[What the exercise asks]:
Give back every entry exactly as it is written, but not the pictures.

++++++++++++++++++++

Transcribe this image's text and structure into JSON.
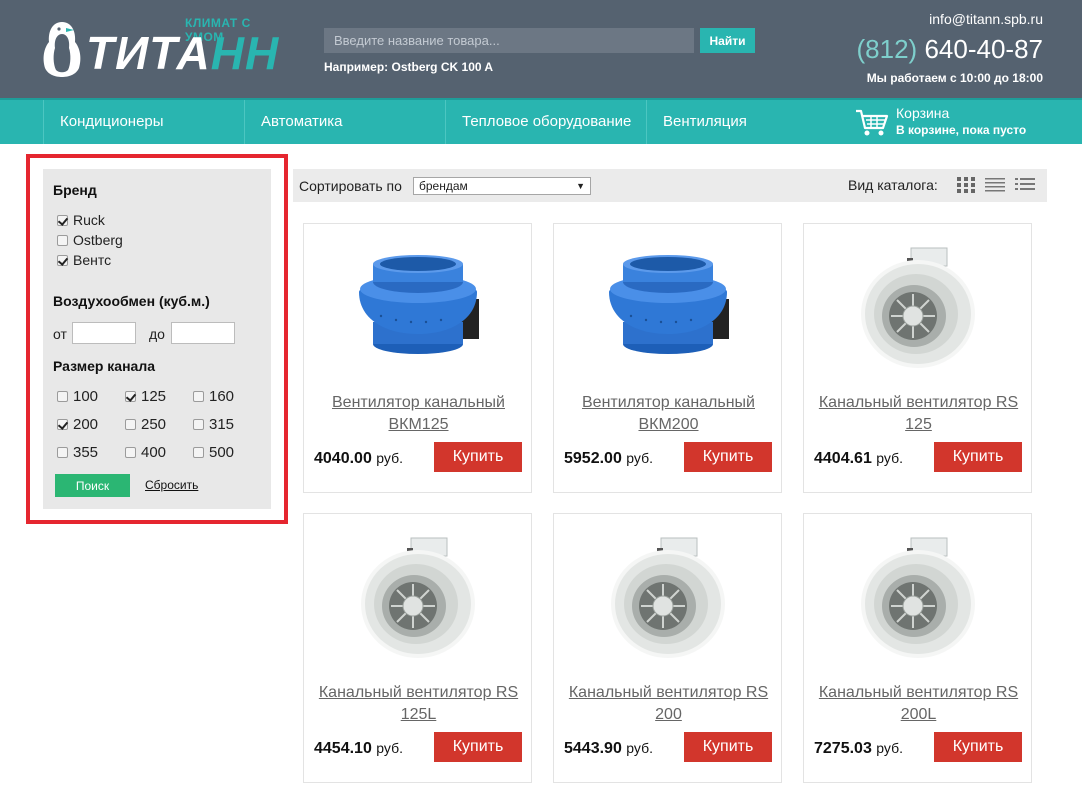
{
  "header": {
    "logo_tagline": "КЛИМАТ С УМОМ",
    "logo_main": "ТИТА",
    "logo_accent": "НН",
    "search_placeholder": "Введите название товара...",
    "search_button": "Найти",
    "search_hint": "Например: Ostberg CK 100 A",
    "email": "info@titann.spb.ru",
    "phone_code": "(812)",
    "phone_number": "640-40-87",
    "hours": "Мы работаем с 10:00 до 18:00"
  },
  "nav": {
    "items": [
      "Кондиционеры",
      "Автоматика",
      "Тепловое оборудование",
      "Вентиляция"
    ],
    "cart_title": "Корзина",
    "cart_status": "В корзине, пока пусто"
  },
  "filter": {
    "brand_title": "Бренд",
    "brands": [
      {
        "label": "Ruck",
        "checked": true
      },
      {
        "label": "Ostberg",
        "checked": false
      },
      {
        "label": "Вентс",
        "checked": true
      }
    ],
    "airflow_title": "Воздухообмен (куб.м.)",
    "from_label": "от",
    "to_label": "до",
    "size_title": "Размер канала",
    "sizes": [
      {
        "label": "100",
        "checked": false
      },
      {
        "label": "125",
        "checked": true
      },
      {
        "label": "160",
        "checked": false
      },
      {
        "label": "200",
        "checked": true
      },
      {
        "label": "250",
        "checked": false
      },
      {
        "label": "315",
        "checked": false
      },
      {
        "label": "355",
        "checked": false
      },
      {
        "label": "400",
        "checked": false
      },
      {
        "label": "500",
        "checked": false
      }
    ],
    "search_button": "Поиск",
    "reset_link": "Сбросить"
  },
  "sortbar": {
    "sort_label": "Сортировать по",
    "sort_value": "брендам",
    "view_label": "Вид каталога:"
  },
  "products": [
    {
      "name": "Вентилятор канальный ВКМ125",
      "price": "4040.00",
      "currency": "руб.",
      "buy": "Купить",
      "image": "blue-duct-fan"
    },
    {
      "name": "Вентилятор канальный ВКМ200",
      "price": "5952.00",
      "currency": "руб.",
      "buy": "Купить",
      "image": "blue-duct-fan"
    },
    {
      "name": "Канальный вентилятор RS 125",
      "price": "4404.61",
      "currency": "руб.",
      "buy": "Купить",
      "image": "white-duct-fan"
    },
    {
      "name": "Канальный вентилятор RS 125L",
      "price": "4454.10",
      "currency": "руб.",
      "buy": "Купить",
      "image": "white-duct-fan"
    },
    {
      "name": "Канальный вентилятор RS 200",
      "price": "5443.90",
      "currency": "руб.",
      "buy": "Купить",
      "image": "white-duct-fan"
    },
    {
      "name": "Канальный вентилятор RS 200L",
      "price": "7275.03",
      "currency": "руб.",
      "buy": "Купить",
      "image": "white-duct-fan"
    }
  ],
  "colors": {
    "header_bg": "#556270",
    "accent": "#29b5b0",
    "buy_button": "#d2362c",
    "search_green": "#2bb673",
    "highlight_outline": "#e5262f"
  }
}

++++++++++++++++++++

[Written solution]:
Transcribe this image's text and structure into JSON.
{
  "header": {
    "logo_tagline": "КЛИМАТ С УМОМ",
    "logo_main": "ТИТА",
    "logo_accent": "НН",
    "search_placeholder": "Введите название товара...",
    "search_button": "Найти",
    "search_hint": "Например: Ostberg CK 100 A",
    "email": "info@titann.spb.ru",
    "phone_code": "(812)",
    "phone_number": "640-40-87",
    "hours": "Мы работаем с 10:00 до 18:00"
  },
  "nav": {
    "items": [
      "Кондиционеры",
      "Автоматика",
      "Тепловое оборудование",
      "Вентиляция"
    ],
    "cart_title": "Корзина",
    "cart_status": "В корзине, пока пусто"
  },
  "filter": {
    "brand_title": "Бренд",
    "brands": [
      {
        "label": "Ruck",
        "checked": true
      },
      {
        "label": "Ostberg",
        "checked": false
      },
      {
        "label": "Вентс",
        "checked": true
      }
    ],
    "airflow_title": "Воздухообмен (куб.м.)",
    "from_label": "от",
    "to_label": "до",
    "size_title": "Размер канала",
    "sizes": [
      {
        "label": "100",
        "checked": false
      },
      {
        "label": "125",
        "checked": true
      },
      {
        "label": "160",
        "checked": false
      },
      {
        "label": "200",
        "checked": true
      },
      {
        "label": "250",
        "checked": false
      },
      {
        "label": "315",
        "checked": false
      },
      {
        "label": "355",
        "checked": false
      },
      {
        "label": "400",
        "checked": false
      },
      {
        "label": "500",
        "checked": false
      }
    ],
    "search_button": "Поиск",
    "reset_link": "Сбросить"
  },
  "sortbar": {
    "sort_label": "Сортировать по",
    "sort_value": "брендам",
    "view_label": "Вид каталога:"
  },
  "products": [
    {
      "name": "Вентилятор канальный ВКМ125",
      "price": "4040.00",
      "currency": "руб.",
      "buy": "Купить",
      "image": "blue-duct-fan"
    },
    {
      "name": "Вентилятор канальный ВКМ200",
      "price": "5952.00",
      "currency": "руб.",
      "buy": "Купить",
      "image": "blue-duct-fan"
    },
    {
      "name": "Канальный вентилятор RS 125",
      "price": "4404.61",
      "currency": "руб.",
      "buy": "Купить",
      "image": "white-duct-fan"
    },
    {
      "name": "Канальный вентилятор RS 125L",
      "price": "4454.10",
      "currency": "руб.",
      "buy": "Купить",
      "image": "white-duct-fan"
    },
    {
      "name": "Канальный вентилятор RS 200",
      "price": "5443.90",
      "currency": "руб.",
      "buy": "Купить",
      "image": "white-duct-fan"
    },
    {
      "name": "Канальный вентилятор RS 200L",
      "price": "7275.03",
      "currency": "руб.",
      "buy": "Купить",
      "image": "white-duct-fan"
    }
  ],
  "colors": {
    "header_bg": "#556270",
    "accent": "#29b5b0",
    "buy_button": "#d2362c",
    "search_green": "#2bb673",
    "highlight_outline": "#e5262f"
  }
}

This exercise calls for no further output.